The repetition of the aseret hadvarim – the Ten Commandments – is one of the highlights of this week’s parsha. Why does Moshe feel impelled to repeat the Decalogue? Some commentators are of the opinion that the repetition is in order to highlight the nuances of difference in the text of this version of the aseret hadvarim from the text that appears in parshat Yitro. Since both texts are from Sinai and were uttered, so to speak, simultaneously, something which is not possible to convey in writing, Moshe was impelled therefore to repeat the Decalogue in order to inform us of the differences in the text – differences that the Oral Law will explain and expand upon.

The repetition of the text emphasizes for us the basic principle of Judaism throughout the ages, that the Written Torah is not understandable nor truly instructive without the traditions and teachings of the Oral Law that accompany and elucidate it. The Torah purposely presents us with a different text to make us aware of the necessity of understanding and reconciling the texts according to the explanations of Sinai – the Oral Law. The discrepancies and apparent “mistakes” in the text are the keys to understanding the Torah through the study and appreciation of the Oral Law. This is an understanding of Torah that has somehow escaped all of the Bible critics and other “scientific” studies of the biblical text. It is the Oral Law that differentiates the Jewish bible from the Christian bible and from the biblical study courses of those who do not know nor appreciate that Oral Law.

The major difference between the texts that is most noticeable in its halachic conclusions refers to the commandment regarding the observance of Shabat. The text in Yitro reads zachor – remember the Shabat to keep it holy – while the text here in Vaetchanan reads shamor – guard, watch, observe the Shabat to keep it holy. Zachor indicates the positive, attractive side of Shabat. It is accomplished through delicious meals, Kiddush on wine, rest and sleep, companionship and hospitality. Shamor represents the more restrictive aspect of Shabat. It is the commandment that forbids thirty-nine types of “work” and circumscribes our activities on that holy day.
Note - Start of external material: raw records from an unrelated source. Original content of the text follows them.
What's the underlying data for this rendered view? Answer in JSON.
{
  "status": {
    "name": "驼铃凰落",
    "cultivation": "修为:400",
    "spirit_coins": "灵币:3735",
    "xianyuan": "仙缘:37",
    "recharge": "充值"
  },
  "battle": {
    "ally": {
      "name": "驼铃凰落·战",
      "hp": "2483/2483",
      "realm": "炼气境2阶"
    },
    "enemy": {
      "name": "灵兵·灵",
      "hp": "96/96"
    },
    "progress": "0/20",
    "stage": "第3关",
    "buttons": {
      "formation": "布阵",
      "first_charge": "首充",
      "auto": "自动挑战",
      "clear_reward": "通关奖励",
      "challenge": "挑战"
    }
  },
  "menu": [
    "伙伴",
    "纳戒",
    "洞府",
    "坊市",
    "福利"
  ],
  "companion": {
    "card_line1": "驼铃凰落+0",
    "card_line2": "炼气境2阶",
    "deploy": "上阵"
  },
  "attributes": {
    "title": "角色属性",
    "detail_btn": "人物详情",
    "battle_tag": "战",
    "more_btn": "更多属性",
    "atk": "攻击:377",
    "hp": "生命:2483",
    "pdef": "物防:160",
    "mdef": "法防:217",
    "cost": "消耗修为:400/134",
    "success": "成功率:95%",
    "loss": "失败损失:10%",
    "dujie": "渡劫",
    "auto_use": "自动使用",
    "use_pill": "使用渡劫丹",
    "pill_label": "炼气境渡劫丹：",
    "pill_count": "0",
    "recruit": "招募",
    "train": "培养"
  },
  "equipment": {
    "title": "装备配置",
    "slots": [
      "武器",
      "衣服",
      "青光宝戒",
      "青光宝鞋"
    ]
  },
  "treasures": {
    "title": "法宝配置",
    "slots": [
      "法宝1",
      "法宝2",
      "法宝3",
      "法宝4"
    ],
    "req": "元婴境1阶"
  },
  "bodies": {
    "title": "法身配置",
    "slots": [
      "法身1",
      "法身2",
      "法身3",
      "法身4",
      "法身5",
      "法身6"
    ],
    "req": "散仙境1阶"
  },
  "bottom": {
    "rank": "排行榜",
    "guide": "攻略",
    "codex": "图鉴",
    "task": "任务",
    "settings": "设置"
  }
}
Over the long run of Jewish history many individuals and groups have attempted to retain the beauty of the zachor of Shabat while disregarding the seeming stringencies imposed by shamor. All such efforts and formulae have proven to be worthless and disastrous. In our time, the Shabat of Conservative Jews was not enhanced when they were allowed to drive their automobiles on Shabat, ostensibly only to synagogue services. The laity did not understand the difference between driving to the synagogue and driving to the golf course. And thus the long descent of Conservative synagogues into the pool of non-observance of Torah, intermarriage and loss of Jewish values proved itself to be inexorable.

The rabbis taught us that shamor and zachor were uttered, so to speak, as one word, simultaneously. The Oral Law teaches us how that impossibility is truly the reality and the means of preservation of Shabat and of the Jewish people.

Shabat shalom.

Rabbi Berel Wein Rabbi Berel Wein- Jewish historian, author and international lecturer offers a complete selection of CDs, audio tapes, video tapes, DVDs, and books on Jewish history at

Text Copyright © 2006 by Rabbi Berel Wein and